**Task statement:**
Give the count of lines in the data that include "icon", with no other words.

(Data entries)
-------------------------

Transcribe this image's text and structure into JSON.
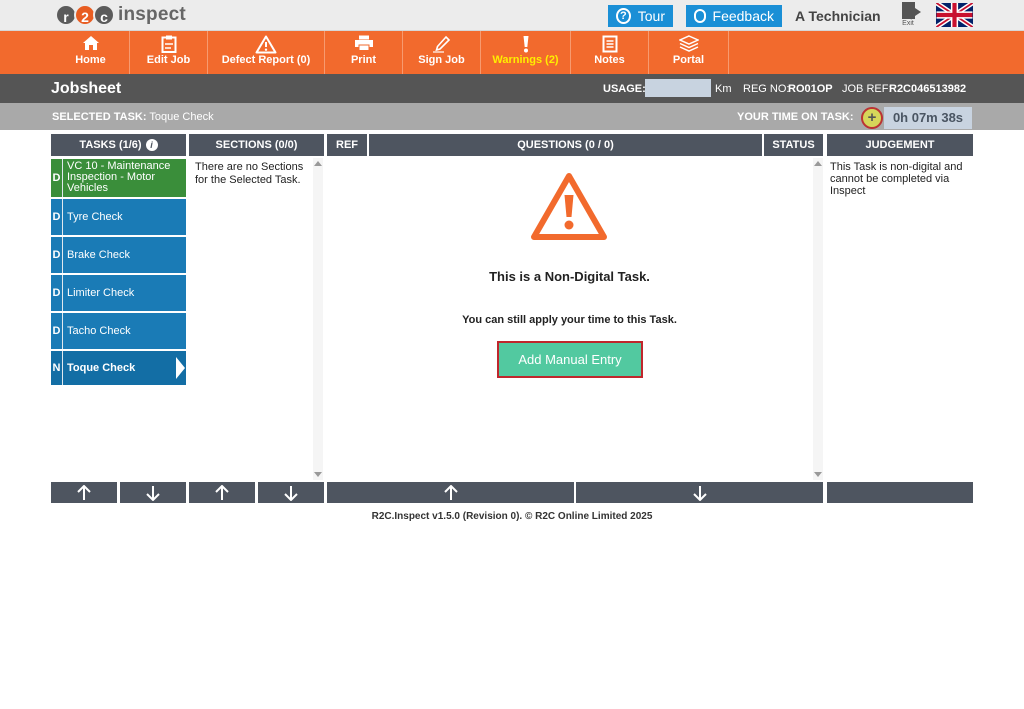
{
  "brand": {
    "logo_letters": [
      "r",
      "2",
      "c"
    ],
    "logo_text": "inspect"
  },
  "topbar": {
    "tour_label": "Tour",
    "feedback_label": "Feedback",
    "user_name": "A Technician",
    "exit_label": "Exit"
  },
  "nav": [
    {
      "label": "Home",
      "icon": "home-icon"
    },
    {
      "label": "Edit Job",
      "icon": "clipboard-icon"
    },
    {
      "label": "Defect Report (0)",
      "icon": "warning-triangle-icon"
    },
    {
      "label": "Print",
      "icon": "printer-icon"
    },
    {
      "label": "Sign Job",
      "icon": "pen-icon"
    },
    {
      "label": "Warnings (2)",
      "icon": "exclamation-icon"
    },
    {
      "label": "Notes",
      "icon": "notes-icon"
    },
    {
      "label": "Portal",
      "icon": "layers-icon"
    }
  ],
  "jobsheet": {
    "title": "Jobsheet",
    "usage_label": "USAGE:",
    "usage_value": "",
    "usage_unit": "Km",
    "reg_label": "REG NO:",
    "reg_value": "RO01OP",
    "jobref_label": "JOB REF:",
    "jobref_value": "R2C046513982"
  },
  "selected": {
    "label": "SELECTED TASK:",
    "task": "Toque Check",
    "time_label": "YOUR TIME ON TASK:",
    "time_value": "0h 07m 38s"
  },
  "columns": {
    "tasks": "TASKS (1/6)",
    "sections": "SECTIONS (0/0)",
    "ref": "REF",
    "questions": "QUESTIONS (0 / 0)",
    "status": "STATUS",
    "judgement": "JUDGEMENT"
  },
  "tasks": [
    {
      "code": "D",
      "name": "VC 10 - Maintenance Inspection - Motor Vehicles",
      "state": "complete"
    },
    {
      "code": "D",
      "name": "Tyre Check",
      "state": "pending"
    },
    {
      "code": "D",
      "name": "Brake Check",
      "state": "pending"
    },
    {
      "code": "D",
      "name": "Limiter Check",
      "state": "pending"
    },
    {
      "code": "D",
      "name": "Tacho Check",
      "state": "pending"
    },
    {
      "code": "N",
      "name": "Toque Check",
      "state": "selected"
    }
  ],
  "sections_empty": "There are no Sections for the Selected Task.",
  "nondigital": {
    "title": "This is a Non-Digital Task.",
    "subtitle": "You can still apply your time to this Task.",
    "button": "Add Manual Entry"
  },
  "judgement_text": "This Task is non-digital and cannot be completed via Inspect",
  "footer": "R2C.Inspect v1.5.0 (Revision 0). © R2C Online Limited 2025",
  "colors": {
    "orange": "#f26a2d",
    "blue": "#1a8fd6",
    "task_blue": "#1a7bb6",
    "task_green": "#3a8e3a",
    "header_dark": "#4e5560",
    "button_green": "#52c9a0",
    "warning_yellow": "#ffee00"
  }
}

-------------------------

**Reply:**
8